== PROBLEM TO WORK ON ==
Leave the images out. Give every line below again, precisely.

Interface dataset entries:

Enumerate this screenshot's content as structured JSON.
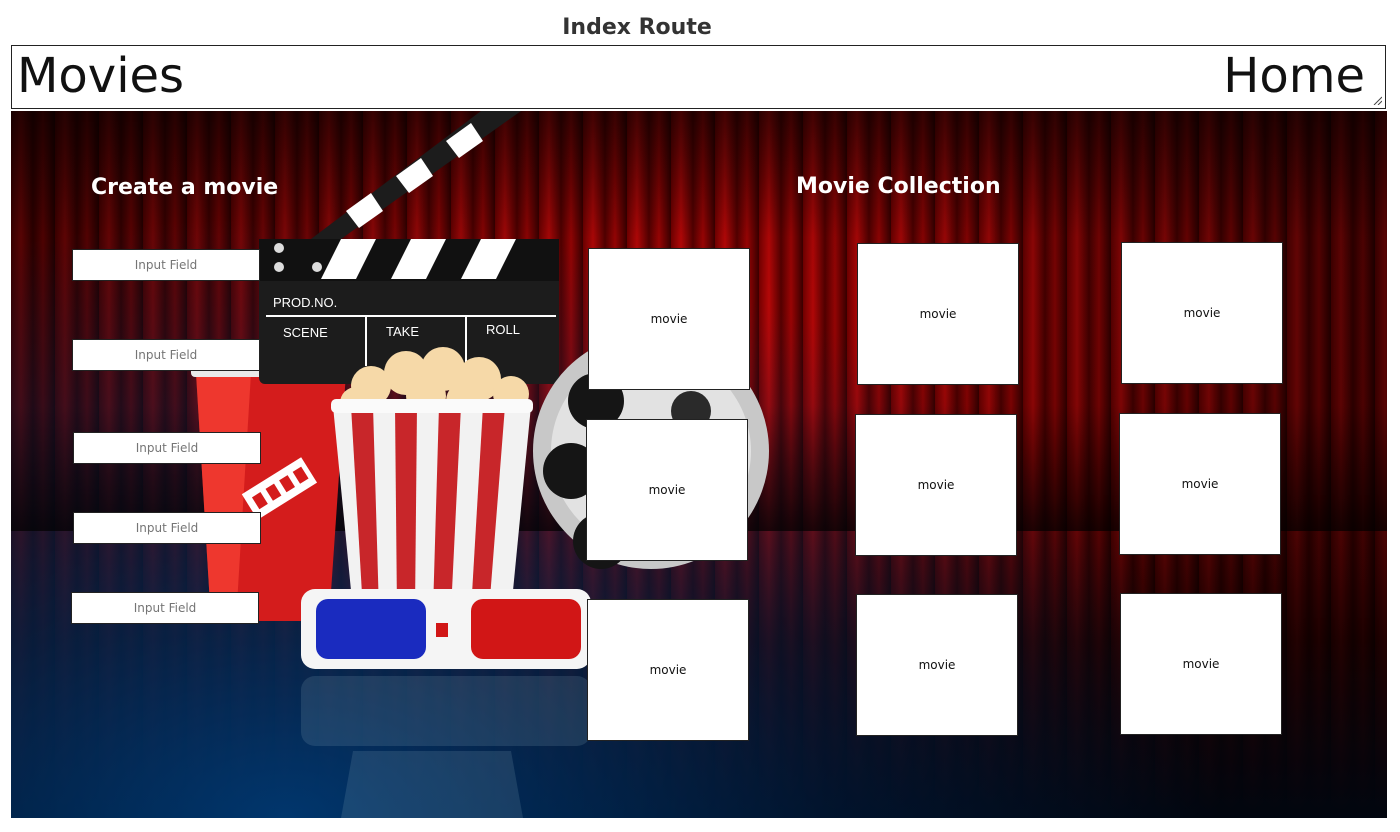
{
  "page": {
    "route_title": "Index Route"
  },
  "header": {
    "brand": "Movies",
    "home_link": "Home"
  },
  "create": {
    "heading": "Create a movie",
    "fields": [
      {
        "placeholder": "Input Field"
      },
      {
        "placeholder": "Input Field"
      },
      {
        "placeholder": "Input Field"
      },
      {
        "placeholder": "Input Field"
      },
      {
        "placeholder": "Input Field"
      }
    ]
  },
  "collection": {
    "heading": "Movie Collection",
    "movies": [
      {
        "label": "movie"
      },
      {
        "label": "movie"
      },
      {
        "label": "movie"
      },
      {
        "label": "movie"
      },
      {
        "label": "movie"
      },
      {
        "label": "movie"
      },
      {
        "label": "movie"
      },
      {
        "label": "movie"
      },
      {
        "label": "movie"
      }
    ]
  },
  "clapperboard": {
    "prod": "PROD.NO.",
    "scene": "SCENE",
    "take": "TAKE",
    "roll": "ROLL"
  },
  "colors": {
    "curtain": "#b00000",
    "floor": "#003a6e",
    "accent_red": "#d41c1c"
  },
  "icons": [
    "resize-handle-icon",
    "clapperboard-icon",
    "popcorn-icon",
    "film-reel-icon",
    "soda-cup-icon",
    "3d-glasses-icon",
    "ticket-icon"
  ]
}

== RESPONSE TO THE TASK ==
Enumerate this screenshot's content as structured JSON.
{
  "page": {
    "route_title": "Index Route"
  },
  "header": {
    "brand": "Movies",
    "home_link": "Home"
  },
  "create": {
    "heading": "Create a movie",
    "fields": [
      {
        "placeholder": "Input Field"
      },
      {
        "placeholder": "Input Field"
      },
      {
        "placeholder": "Input Field"
      },
      {
        "placeholder": "Input Field"
      },
      {
        "placeholder": "Input Field"
      }
    ]
  },
  "collection": {
    "heading": "Movie Collection",
    "movies": [
      {
        "label": "movie"
      },
      {
        "label": "movie"
      },
      {
        "label": "movie"
      },
      {
        "label": "movie"
      },
      {
        "label": "movie"
      },
      {
        "label": "movie"
      },
      {
        "label": "movie"
      },
      {
        "label": "movie"
      },
      {
        "label": "movie"
      }
    ]
  },
  "clapperboard": {
    "prod": "PROD.NO.",
    "scene": "SCENE",
    "take": "TAKE",
    "roll": "ROLL"
  },
  "colors": {
    "curtain": "#b00000",
    "floor": "#003a6e",
    "accent_red": "#d41c1c"
  },
  "icons": [
    "resize-handle-icon",
    "clapperboard-icon",
    "popcorn-icon",
    "film-reel-icon",
    "soda-cup-icon",
    "3d-glasses-icon",
    "ticket-icon"
  ]
}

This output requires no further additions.